The banking sector has received an almighty scare with a suspected security breach which has resulted in over 32 lakh debit cards getting ‘tainted’. It means that uuthorized parties may have gained access to confidential data embedded in such cards issued by various public and private banks. Till now, around 19 affected banks are yet to come out with details about any data or money losses their account-holders may have suffered. The Department of Economic Affairs (DEA) has now said a probe is underway to get to the bottom of this crisis, while the Union Fince Ministry has asked banks to submit detailed reports about the potential data theft. For government servants and pensioners, it is worrisome indeed that State Bank of India, the country’s largest public bank, has been the hardest hit — reportedly forced to block over six lakh debit cards of account holders and re-issuing fresh ones. The SBI has assured that its move is purely pre-emptive to protect account holders, that the security breach due to suspected malware attack was detected in a non-SBI ATM network. But banks like HDFC and ICICI too are claiming that their systems have not been compromised. The suspected breach through malware infection is reported to have begun in the system of Hitachi Payment Services which services ATMs of some banks, though the group has denied it stoutly. Third parties like Hitachi Payment Services, FSS and CMS play a key role in the ATM network, for they provide the ‘switch’ or ‘payment transfer engine’ that allows the ATM software to connect to interbank networks, which in turn link up to bank servers to relay data and cash. The problem has been brewing since September before the tiol Payments Corporation of India (NPCI), the umbrella body of all retail payment systems in the country, blew the whistle when it said that over 600 customers of various banks have reported fraudulent transactions totaling Rs 1.3 crore. It is being said that two-thirds of the tainted cards are MasterCard or Visa, and the rest are RuPay.
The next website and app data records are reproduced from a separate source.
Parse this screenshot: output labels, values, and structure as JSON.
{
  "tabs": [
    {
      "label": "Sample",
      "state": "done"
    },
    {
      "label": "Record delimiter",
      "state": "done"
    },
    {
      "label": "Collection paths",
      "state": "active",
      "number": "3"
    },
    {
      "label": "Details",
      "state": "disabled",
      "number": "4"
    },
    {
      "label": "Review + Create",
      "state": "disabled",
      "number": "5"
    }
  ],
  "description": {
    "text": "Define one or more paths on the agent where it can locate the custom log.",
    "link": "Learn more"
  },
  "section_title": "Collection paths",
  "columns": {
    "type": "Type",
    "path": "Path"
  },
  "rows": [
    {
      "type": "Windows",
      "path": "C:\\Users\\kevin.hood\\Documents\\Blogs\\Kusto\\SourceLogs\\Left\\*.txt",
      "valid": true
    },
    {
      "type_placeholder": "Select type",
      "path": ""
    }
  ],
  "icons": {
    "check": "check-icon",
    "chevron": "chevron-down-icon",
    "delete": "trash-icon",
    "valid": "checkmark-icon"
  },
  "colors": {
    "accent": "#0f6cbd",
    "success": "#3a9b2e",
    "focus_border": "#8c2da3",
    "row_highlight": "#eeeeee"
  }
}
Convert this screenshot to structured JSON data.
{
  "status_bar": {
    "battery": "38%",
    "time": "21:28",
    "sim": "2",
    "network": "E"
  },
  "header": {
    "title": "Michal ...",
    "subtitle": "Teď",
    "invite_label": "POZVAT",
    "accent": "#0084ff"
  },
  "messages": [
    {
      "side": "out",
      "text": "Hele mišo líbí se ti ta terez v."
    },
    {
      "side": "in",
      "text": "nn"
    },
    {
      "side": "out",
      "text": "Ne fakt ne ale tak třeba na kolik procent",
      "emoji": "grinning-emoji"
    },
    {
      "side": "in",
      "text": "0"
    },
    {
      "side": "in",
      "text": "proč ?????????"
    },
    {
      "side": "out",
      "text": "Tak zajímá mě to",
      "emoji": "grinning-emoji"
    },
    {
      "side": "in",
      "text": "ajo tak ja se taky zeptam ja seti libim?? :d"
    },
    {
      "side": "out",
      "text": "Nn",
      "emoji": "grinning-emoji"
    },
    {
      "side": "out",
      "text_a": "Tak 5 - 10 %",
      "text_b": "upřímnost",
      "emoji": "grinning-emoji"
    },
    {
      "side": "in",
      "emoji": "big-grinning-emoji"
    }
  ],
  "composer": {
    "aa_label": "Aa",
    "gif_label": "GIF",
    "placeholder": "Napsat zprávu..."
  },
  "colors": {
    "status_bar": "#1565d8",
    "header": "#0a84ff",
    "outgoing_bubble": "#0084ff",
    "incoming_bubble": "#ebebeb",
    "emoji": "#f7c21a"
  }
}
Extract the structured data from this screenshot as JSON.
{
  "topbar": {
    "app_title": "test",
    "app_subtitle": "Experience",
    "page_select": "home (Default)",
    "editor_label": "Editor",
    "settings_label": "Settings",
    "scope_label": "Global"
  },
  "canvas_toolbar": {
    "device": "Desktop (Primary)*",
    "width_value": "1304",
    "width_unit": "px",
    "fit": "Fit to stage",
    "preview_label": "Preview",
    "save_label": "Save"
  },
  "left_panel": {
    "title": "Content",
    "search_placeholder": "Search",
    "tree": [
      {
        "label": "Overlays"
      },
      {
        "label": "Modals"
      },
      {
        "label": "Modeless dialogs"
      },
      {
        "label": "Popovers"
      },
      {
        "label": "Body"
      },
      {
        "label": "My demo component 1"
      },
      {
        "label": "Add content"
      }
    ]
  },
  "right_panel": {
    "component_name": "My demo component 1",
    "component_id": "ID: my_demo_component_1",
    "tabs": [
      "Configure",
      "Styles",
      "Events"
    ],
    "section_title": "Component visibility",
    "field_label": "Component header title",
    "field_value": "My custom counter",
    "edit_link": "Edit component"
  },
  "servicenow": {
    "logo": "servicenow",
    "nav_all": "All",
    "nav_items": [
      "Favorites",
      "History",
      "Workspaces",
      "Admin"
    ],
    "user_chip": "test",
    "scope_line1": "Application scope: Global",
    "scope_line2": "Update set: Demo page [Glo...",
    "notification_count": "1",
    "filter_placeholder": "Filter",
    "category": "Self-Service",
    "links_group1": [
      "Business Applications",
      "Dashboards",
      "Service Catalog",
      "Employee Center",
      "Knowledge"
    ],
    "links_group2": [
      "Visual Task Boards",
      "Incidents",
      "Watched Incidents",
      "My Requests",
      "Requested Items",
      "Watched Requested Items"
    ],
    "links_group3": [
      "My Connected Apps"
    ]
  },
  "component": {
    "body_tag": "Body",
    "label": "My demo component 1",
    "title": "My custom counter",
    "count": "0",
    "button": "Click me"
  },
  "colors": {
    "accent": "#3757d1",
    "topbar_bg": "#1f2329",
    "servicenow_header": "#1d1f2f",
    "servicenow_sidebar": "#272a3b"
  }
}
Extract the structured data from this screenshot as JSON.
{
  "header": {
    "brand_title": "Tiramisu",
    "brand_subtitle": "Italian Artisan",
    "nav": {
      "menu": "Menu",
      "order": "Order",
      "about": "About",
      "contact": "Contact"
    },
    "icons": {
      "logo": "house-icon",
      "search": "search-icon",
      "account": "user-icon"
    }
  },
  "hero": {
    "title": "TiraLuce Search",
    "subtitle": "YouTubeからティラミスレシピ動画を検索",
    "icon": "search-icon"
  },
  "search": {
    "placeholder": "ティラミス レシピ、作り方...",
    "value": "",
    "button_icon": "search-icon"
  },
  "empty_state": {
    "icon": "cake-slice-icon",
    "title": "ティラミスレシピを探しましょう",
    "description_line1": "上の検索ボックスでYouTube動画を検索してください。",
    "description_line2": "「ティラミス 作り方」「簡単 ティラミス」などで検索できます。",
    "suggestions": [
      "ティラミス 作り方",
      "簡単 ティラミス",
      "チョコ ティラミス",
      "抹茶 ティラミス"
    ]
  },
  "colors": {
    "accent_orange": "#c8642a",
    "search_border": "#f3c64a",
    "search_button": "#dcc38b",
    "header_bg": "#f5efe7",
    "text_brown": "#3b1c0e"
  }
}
This biggest ever security breach brings to the fore how vital cyber security is in a country dreaming of going completely digital, where the government is pushing for fincial inclusion and direct transfer of subsidies and monetary assistance to beneficiaries, where business and fince increasingly swear by cashless transactions. The Department of Fincial Services has now assured that out of estimated 70 crore debit cards operatiol in the country, data of only 0.5 percent cards have been compromised. But that is small comfort when various banks share their ATM networks and customers use these debit cards to make payments electronically at airports, hotels, shopping malls and other business establishments. When merely swiping the debit card at any such machine can allow uuthorized access to confidential data, what is the guarantee that one’s salary or savings account will not be cleaned out in a jiffy? In a three-year period from April 2011 to September 2014, various banks reported frauds in over 3,800 debit cards and 27,600 credit cards. There have been frequent reports of cyber crooks defrauding customers of their bank deposits by posing as bank officials and calling them up, threatening to block their debit cards and forcing them to reveal card details like PINs. Banks are now advising their customers to take precautions like ignoring suspect phone calls, regularly reviewing account statements and reporting any unusual transactions, changing their passwords and persol identification numbers (PIN), avoid using other banks’ ATMs, and going for online banking. Experts are meanwhile calling upon banks to review and upgrade their IT systems by adopting multiple-level authentication, installing stronger firewalls and updated anti-virus software, and using only fixed number of softwares at their ATMs. They are also suggesting that switch-providing third parties should now be brought under the country’s supervision framework. The Reserve Bank has indicated it will issue new directives by November, which won’t be a day too soon to provide digital fincial transactions an acceptable level of security. All precautions need be taken up on war footing, else the entire electronic banking and payment system will risk losing the confidence of customers.